SUPPLIED MATERIAL.
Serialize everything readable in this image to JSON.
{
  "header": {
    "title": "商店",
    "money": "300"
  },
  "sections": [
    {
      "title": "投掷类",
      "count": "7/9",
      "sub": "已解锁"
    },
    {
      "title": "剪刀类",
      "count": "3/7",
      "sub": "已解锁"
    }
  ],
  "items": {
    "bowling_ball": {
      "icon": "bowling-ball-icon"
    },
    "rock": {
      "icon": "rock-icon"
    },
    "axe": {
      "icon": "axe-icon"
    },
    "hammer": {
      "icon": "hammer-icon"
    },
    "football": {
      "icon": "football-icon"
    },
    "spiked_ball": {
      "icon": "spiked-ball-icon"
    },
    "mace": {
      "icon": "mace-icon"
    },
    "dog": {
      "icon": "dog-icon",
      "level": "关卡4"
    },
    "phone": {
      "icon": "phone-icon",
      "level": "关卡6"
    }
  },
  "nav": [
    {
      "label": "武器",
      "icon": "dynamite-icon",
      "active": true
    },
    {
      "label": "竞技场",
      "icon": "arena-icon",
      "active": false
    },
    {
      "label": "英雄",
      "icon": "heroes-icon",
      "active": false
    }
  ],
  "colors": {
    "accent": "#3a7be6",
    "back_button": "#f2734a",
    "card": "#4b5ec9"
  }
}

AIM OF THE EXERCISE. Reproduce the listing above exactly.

SOLUTION TO THIS EXERCISE.
Serialize everything readable in this image to JSON.
{
  "header": {
    "title": "商店",
    "money": "300"
  },
  "sections": [
    {
      "title": "投掷类",
      "count": "7/9",
      "sub": "已解锁"
    },
    {
      "title": "剪刀类",
      "count": "3/7",
      "sub": "已解锁"
    }
  ],
  "items": {
    "bowling_ball": {
      "icon": "bowling-ball-icon"
    },
    "rock": {
      "icon": "rock-icon"
    },
    "axe": {
      "icon": "axe-icon"
    },
    "hammer": {
      "icon": "hammer-icon"
    },
    "football": {
      "icon": "football-icon"
    },
    "spiked_ball": {
      "icon": "spiked-ball-icon"
    },
    "mace": {
      "icon": "mace-icon"
    },
    "dog": {
      "icon": "dog-icon",
      "level": "关卡4"
    },
    "phone": {
      "icon": "phone-icon",
      "level": "关卡6"
    }
  },
  "nav": [
    {
      "label": "武器",
      "icon": "dynamite-icon",
      "active": true
    },
    {
      "label": "竞技场",
      "icon": "arena-icon",
      "active": false
    },
    {
      "label": "英雄",
      "icon": "heroes-icon",
      "active": false
    }
  ],
  "colors": {
    "accent": "#3a7be6",
    "back_button": "#f2734a",
    "card": "#4b5ec9"
  }
}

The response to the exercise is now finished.